U.S. Classification726/4, 713/156, 713/175, 726/1, 713/155, 709/223, 709/226, 713/150, 726/2, 713/182
International ClassificationH04L29/06, G06F11/30, G06F1/26, H04L9/32, G06F17/30
Cooperative ClassificationH04L63/08, H04L63/101, H04L63/105
European ClassificationH04L63/10D, H04L63/08
Legal Events
DateCodeEventDescription
Apr 25, 2014REMIMaintenance fee reminder mailed
Mar 18, 2010SULPSurcharge for late payment
Mar 18, 2010FPAYFee payment
Year of fee payment: 4
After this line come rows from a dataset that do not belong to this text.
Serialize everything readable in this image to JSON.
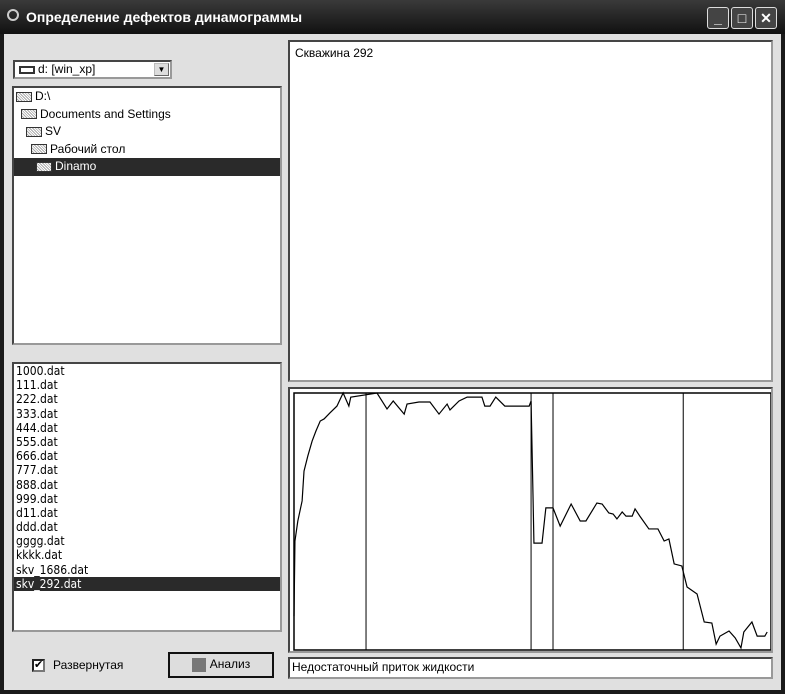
{
  "window": {
    "title": "Определение дефектов динамограммы",
    "buttons": [
      "_",
      "□",
      "✕"
    ]
  },
  "drive": {
    "value": "d: [win_xp]"
  },
  "folders": [
    "D:\\",
    "Documents and Settings",
    "SV",
    "Рабочий стол",
    "Dinamo"
  ],
  "selected_folder": "Dinamo",
  "files": [
    "1000.dat",
    "111.dat",
    "222.dat",
    "333.dat",
    "444.dat",
    "555.dat",
    "666.dat",
    "777.dat",
    "888.dat",
    "999.dat",
    "d11.dat",
    "ddd.dat",
    "gggg.dat",
    "kkkk.dat",
    "skv_1686.dat",
    "skv_292.dat"
  ],
  "selected_file": "skv_292.dat",
  "checkbox": {
    "label": "Развернутая",
    "checked": true
  },
  "analyze_button": "Анализ",
  "info_text": "Скважина 292",
  "result_text": "Недостаточный приток жидкости",
  "chart_data": {
    "type": "line",
    "xlim": [
      0,
      100
    ],
    "ylim": [
      0,
      100
    ],
    "vlines": [
      15.1,
      49.7,
      54.3,
      81.6
    ],
    "x": [
      0,
      0.2,
      0.8,
      1.7,
      2.1,
      2.9,
      3.8,
      4.6,
      5.5,
      6.3,
      7.5,
      9.0,
      10.3,
      11.5,
      11.9,
      17.4,
      19.5,
      20.8,
      23.1,
      23.7,
      26.2,
      28.5,
      30.4,
      32.1,
      32.7,
      34.6,
      36.3,
      39.4,
      40.0,
      41.1,
      42.3,
      44.2,
      49.3,
      49.7,
      50.1,
      50.3,
      52.0,
      52.8,
      54.3,
      55.8,
      58.1,
      60.0,
      61.2,
      63.5,
      64.6,
      66.0,
      66.9,
      67.7,
      68.8,
      69.6,
      70.9,
      71.5,
      72.5,
      74.4,
      76.3,
      77.6,
      78.6,
      79.7,
      81.3,
      82.4,
      84.5,
      86.0,
      87.6,
      88.5,
      89.3,
      91.2,
      92.5,
      93.7,
      94.3,
      96.0,
      97.1,
      98.7,
      99.2
    ],
    "y": [
      13.2,
      42.4,
      50.2,
      58.0,
      69.6,
      75.5,
      81.3,
      85.2,
      89.1,
      89.9,
      92.2,
      94.9,
      100,
      94.9,
      98.4,
      100,
      93.8,
      96.9,
      91.8,
      95.7,
      96.5,
      96.5,
      91.8,
      95.7,
      93.4,
      96.9,
      98.4,
      98.4,
      94.9,
      94.9,
      98.4,
      94.9,
      94.9,
      96.9,
      60.7,
      41.6,
      41.6,
      55.3,
      55.3,
      48.2,
      56.8,
      50.2,
      50.2,
      57.2,
      56.8,
      53.3,
      52.9,
      51.0,
      53.7,
      52.1,
      52.1,
      54.9,
      52.1,
      47.1,
      47.1,
      42.4,
      43.2,
      33.5,
      32.7,
      24.5,
      21.8,
      10.9,
      10.5,
      2.3,
      5.4,
      7.4,
      4.7,
      0.8,
      7.0,
      10.9,
      5.4,
      5.4,
      7.0
    ]
  }
}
Sep 4, 2001ASAssignment
Owner name: INTEL CORPORATION, CALIFORNIA
Free format text: ASSIGNMENT OF ASSIGNORS INTEREST;ASSIGNOR:LORTZ, VICTOR B;REEL/FRAME:012135/0026
Effective date: 20010813